__What is expected__:
In the records below, find the line that contains "Enumerate this screenshot's", then write out that line and each one after it exactly, up to and including the last.

__Material for this task__:

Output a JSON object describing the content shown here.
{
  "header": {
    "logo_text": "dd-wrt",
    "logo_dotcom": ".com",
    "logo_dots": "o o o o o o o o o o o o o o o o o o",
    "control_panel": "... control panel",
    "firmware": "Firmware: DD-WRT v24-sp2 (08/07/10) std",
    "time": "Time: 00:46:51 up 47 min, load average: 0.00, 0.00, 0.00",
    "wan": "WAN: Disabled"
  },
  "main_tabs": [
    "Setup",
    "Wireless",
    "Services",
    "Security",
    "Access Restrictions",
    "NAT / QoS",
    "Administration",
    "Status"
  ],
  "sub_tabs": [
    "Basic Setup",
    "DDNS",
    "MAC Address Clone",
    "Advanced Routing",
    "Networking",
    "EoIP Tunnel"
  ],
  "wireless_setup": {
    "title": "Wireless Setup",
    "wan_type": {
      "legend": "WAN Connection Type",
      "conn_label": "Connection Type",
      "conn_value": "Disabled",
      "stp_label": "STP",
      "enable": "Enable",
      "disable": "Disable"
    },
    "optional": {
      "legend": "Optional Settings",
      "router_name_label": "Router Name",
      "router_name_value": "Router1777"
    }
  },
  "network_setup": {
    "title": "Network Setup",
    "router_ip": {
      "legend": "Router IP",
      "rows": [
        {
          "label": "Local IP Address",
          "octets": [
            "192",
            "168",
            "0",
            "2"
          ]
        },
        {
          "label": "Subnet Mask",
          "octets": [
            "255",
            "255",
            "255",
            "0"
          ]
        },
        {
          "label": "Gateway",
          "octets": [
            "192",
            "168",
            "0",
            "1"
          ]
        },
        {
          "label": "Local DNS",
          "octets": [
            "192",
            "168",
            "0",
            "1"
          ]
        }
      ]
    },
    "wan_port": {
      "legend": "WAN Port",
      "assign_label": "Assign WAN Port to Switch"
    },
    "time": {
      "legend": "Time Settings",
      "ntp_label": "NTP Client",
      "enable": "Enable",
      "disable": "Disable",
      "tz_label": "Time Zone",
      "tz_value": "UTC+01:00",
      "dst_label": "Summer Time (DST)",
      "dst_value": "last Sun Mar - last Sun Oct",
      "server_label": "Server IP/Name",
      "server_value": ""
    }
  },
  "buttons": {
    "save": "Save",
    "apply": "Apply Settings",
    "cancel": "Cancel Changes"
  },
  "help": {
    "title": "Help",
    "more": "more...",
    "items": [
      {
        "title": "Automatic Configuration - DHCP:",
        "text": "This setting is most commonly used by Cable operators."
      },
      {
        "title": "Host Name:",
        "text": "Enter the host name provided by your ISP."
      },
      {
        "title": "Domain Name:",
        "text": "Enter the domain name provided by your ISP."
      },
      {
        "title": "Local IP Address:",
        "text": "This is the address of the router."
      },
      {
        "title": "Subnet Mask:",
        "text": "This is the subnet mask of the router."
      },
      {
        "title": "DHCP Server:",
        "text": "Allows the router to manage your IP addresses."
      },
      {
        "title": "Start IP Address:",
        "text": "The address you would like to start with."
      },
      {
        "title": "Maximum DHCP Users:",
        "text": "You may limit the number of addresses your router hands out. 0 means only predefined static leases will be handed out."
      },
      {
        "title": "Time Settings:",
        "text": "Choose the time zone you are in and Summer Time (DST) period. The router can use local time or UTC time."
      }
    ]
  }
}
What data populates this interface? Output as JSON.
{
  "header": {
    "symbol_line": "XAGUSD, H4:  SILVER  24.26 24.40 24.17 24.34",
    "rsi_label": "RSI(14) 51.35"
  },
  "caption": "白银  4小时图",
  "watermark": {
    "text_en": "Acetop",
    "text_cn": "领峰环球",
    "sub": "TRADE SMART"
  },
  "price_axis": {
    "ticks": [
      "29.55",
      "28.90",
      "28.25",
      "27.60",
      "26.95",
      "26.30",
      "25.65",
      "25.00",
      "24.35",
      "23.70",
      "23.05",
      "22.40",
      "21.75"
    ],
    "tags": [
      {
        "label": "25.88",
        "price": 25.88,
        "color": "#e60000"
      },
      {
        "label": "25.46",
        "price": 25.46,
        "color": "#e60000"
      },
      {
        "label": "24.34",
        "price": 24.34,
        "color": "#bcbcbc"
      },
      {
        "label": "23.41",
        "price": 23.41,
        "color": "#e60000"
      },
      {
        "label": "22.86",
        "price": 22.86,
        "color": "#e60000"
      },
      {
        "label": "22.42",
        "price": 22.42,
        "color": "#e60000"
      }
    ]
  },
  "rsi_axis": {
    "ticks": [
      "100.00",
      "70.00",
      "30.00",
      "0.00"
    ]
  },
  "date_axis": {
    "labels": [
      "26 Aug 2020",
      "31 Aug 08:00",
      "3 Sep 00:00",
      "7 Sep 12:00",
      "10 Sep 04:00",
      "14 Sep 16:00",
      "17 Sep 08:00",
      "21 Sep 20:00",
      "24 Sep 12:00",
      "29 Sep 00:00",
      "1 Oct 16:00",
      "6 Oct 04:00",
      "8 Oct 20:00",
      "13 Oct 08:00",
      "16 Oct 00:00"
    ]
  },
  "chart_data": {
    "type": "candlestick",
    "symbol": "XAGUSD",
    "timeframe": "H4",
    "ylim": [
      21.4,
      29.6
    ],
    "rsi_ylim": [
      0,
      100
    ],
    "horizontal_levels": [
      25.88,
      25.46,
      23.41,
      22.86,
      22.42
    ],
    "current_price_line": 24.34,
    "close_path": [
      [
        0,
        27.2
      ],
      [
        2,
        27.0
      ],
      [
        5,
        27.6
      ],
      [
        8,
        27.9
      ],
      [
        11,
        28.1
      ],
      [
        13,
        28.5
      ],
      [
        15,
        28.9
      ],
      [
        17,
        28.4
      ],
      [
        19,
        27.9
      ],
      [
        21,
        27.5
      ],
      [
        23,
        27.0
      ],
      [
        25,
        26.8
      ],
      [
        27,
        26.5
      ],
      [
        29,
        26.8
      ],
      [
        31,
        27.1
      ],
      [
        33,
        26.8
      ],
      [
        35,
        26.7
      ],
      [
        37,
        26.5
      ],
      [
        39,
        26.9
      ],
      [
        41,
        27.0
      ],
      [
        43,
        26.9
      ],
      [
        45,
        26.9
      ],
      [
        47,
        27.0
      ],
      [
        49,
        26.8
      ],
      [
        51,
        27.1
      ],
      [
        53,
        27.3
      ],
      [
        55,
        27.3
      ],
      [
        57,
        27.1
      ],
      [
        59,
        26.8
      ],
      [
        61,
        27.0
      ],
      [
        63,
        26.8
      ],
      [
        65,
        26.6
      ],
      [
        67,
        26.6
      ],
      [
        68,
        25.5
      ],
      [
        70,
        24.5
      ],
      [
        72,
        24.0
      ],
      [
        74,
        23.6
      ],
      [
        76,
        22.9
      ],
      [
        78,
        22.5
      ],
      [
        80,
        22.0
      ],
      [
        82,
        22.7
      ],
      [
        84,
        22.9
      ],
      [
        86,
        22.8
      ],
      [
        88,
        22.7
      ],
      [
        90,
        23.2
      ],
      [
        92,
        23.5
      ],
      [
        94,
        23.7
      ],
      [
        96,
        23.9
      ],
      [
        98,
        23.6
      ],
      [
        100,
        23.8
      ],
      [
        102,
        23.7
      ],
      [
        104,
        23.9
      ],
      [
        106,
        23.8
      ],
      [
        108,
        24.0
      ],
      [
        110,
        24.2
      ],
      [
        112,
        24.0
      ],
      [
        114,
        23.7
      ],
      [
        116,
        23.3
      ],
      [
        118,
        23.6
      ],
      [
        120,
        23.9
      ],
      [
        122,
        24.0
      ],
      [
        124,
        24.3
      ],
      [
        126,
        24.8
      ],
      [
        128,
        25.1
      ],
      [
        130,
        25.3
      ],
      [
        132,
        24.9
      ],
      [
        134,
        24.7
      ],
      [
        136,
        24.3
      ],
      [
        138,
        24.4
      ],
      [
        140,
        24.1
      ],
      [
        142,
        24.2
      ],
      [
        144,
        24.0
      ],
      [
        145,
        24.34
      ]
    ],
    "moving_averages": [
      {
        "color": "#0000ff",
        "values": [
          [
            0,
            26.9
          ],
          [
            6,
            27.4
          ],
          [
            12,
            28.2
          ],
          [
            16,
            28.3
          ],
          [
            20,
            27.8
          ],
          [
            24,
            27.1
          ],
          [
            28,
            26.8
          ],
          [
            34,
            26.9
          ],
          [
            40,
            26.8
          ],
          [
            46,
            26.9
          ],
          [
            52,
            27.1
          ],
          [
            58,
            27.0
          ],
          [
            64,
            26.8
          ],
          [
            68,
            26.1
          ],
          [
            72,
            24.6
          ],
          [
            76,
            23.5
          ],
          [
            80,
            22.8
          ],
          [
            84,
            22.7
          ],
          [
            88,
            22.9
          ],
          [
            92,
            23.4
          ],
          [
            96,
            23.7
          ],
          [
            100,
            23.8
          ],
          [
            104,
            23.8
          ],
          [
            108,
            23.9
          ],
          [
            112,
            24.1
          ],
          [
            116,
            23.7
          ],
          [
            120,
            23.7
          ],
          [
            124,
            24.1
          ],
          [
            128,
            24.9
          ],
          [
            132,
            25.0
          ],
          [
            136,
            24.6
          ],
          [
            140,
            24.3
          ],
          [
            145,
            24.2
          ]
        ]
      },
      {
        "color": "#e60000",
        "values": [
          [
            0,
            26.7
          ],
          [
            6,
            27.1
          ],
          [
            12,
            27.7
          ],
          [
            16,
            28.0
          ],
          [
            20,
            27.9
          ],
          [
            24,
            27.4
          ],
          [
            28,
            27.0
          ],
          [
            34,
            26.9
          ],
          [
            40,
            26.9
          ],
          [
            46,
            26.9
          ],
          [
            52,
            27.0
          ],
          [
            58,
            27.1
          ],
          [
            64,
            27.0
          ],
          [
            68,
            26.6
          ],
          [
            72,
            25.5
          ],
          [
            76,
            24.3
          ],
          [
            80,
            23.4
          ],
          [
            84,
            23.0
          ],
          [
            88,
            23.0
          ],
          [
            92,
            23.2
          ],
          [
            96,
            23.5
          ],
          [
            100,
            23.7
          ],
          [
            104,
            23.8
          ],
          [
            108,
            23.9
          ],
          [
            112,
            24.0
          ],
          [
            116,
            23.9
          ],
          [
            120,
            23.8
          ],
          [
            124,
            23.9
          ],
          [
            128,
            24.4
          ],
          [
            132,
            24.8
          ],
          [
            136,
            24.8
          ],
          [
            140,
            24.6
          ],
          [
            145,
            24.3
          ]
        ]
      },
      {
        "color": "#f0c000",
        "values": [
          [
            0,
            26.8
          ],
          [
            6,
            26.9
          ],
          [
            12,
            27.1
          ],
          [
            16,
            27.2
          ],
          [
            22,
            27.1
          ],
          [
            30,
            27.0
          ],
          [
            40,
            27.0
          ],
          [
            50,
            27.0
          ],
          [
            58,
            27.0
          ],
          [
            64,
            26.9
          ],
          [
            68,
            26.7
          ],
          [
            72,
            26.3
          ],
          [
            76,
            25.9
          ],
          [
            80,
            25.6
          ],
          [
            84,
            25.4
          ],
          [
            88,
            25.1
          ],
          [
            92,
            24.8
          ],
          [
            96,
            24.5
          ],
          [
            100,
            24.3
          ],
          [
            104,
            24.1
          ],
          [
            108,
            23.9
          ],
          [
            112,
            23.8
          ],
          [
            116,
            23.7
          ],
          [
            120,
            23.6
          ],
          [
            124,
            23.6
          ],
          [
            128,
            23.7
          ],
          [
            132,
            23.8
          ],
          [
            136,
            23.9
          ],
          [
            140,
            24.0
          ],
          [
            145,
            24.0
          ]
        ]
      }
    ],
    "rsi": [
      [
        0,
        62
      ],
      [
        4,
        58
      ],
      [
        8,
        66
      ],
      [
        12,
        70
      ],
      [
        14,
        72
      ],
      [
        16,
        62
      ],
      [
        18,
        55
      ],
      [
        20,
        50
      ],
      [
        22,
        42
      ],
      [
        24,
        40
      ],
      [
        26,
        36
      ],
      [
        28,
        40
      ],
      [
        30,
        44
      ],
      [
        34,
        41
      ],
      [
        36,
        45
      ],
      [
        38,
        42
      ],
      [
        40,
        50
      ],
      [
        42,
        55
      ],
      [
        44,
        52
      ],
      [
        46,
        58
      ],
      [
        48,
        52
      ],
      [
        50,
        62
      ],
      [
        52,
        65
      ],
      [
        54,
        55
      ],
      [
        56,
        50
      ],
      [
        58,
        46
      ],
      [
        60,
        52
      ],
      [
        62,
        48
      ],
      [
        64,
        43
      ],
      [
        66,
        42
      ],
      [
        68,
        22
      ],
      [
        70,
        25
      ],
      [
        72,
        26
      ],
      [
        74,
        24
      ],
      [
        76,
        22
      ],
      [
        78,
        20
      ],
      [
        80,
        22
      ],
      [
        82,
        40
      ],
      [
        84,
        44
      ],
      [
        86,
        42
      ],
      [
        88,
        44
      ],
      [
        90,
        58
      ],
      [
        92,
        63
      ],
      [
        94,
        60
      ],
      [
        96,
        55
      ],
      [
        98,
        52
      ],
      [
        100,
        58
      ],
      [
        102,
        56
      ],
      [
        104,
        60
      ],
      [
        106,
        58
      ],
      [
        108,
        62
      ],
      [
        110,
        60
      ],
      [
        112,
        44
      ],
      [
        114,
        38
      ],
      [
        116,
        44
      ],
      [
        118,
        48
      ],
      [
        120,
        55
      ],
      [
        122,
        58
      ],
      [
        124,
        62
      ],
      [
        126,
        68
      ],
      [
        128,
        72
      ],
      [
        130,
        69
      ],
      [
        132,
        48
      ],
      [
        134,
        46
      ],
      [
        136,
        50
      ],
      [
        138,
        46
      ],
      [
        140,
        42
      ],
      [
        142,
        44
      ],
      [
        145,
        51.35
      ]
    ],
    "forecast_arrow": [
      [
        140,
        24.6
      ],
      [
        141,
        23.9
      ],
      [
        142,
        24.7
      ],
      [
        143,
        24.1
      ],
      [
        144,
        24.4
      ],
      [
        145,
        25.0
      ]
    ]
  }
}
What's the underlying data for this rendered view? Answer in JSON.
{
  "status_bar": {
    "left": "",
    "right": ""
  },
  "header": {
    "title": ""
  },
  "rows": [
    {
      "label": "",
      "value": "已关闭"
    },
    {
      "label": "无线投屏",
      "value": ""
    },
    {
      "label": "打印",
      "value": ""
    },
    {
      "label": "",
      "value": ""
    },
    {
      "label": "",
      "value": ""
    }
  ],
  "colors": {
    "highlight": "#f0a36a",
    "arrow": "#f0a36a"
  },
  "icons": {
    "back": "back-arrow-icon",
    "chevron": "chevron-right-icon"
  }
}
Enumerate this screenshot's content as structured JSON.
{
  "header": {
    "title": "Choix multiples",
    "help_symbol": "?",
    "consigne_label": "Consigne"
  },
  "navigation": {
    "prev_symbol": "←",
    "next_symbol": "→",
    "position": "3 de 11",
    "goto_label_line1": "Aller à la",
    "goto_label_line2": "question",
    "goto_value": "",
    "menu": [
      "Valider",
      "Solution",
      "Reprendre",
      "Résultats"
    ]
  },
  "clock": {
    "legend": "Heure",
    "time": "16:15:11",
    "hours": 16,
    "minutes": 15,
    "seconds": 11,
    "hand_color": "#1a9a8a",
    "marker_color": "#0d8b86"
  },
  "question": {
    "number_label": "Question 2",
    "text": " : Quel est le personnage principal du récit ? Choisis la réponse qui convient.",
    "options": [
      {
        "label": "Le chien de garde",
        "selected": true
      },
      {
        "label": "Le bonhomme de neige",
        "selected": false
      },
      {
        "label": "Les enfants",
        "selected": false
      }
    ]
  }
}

__Task output__:
Enumerate this screenshot's content as structured JSON.
{
  "header": {
    "title": "Choix multiples",
    "help_symbol": "?",
    "consigne_label": "Consigne"
  },
  "navigation": {
    "prev_symbol": "←",
    "next_symbol": "→",
    "position": "3 de 11",
    "goto_label_line1": "Aller à la",
    "goto_label_line2": "question",
    "goto_value": "",
    "menu": [
      "Valider",
      "Solution",
      "Reprendre",
      "Résultats"
    ]
  },
  "clock": {
    "legend": "Heure",
    "time": "16:15:11",
    "hours": 16,
    "minutes": 15,
    "seconds": 11,
    "hand_color": "#1a9a8a",
    "marker_color": "#0d8b86"
  },
  "question": {
    "number_label": "Question 2",
    "text": " : Quel est le personnage principal du récit ? Choisis la réponse qui convient.",
    "options": [
      {
        "label": "Le chien de garde",
        "selected": true
      },
      {
        "label": "Le bonhomme de neige",
        "selected": false
      },
      {
        "label": "Les enfants",
        "selected": false
      }
    ]
  }
}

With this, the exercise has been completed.